Depreciation Bonus and Section 179 Deductions Set to Expire 12/31/11

Recently the U.S. Federal government made a change to the tax code which provides unprecedented incentives for investing in manufacturing technology. Specifically, the U.S. Federal government has increased “Bonus Depreciation” to 100% on qualified assets, which includes software. This level … Continue reading

November 2011

KidZerts Wear-moldable Insole

KidZerts has released the first wear-moldable arch support insole that shapes itself to match the unique contours of the bottom of a child’s foot. The ethyl vinyl acetate (EVA) moldable sublayer molds slowly to the plantar surface during wear; other … Continue reading

November 2011

Foot/Ankle E-Module

PhysioTools’s new Foot and Ankle Strengthening module installs easily on Mac or PC computers, and includes exercise sequences and educational information as well as advice notes on a number of common foot and ankle disorders. The software helps podiatrists and … Continue reading

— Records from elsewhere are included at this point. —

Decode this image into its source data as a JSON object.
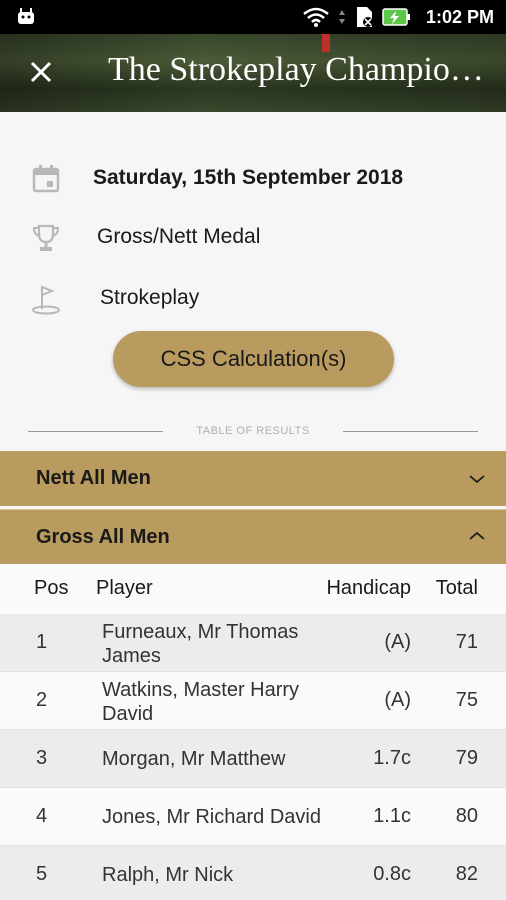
{
  "status_bar": {
    "time": "1:02 PM"
  },
  "header": {
    "title": "The Strokeplay Championship"
  },
  "info": {
    "date": "Saturday, 15th September 2018",
    "format": "Gross/Nett Medal",
    "type": "Strokeplay"
  },
  "css_button": "CSS Calculation(s)",
  "divider_label": "TABLE OF RESULTS",
  "sections": [
    {
      "label": "Nett All Men",
      "expanded": false
    },
    {
      "label": "Gross All Men",
      "expanded": true
    }
  ],
  "table": {
    "columns": [
      "Pos",
      "Player",
      "Handicap",
      "Total"
    ],
    "rows": [
      {
        "pos": "1",
        "player_l1": "Furneaux, Mr Thomas",
        "player_l2": "James",
        "handicap": "(A)",
        "total": "71"
      },
      {
        "pos": "2",
        "player_l1": "Watkins, Master Harry",
        "player_l2": "David",
        "handicap": "(A)",
        "total": "75"
      },
      {
        "pos": "3",
        "player_l1": "Morgan, Mr Matthew",
        "player_l2": "",
        "handicap": "1.7c",
        "total": "79"
      },
      {
        "pos": "4",
        "player_l1": "Jones, Mr Richard David",
        "player_l2": "",
        "handicap": "1.1c",
        "total": "80"
      },
      {
        "pos": "5",
        "player_l1": "Ralph, Mr Nick",
        "player_l2": "",
        "handicap": "0.8c",
        "total": "82"
      }
    ]
  },
  "colors": {
    "accent": "#b99a5f",
    "row_alt": "#ececec",
    "row": "#fafafa"
  }
}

November 2011

Seattle LP Low Profile Foot

Trulife introduces its first low profile prosthetic foot for community ambulators and high activity amputees – the Seattle LP. Designed of carbon fiber and titanium, this low profile foot is ideally used with long residual limbs. The Seattle LP’s multi-axial … Continue reading

November 2011

AliMed Bariatric Positioners

AliMed has added to its products a line of bed positioning devices engineered to withstand the compressive weight of bariatric patients and help prevent pressure ulcers. The positioners, made from a closed-cell foam that resists compression better than standard foam, … Continue reading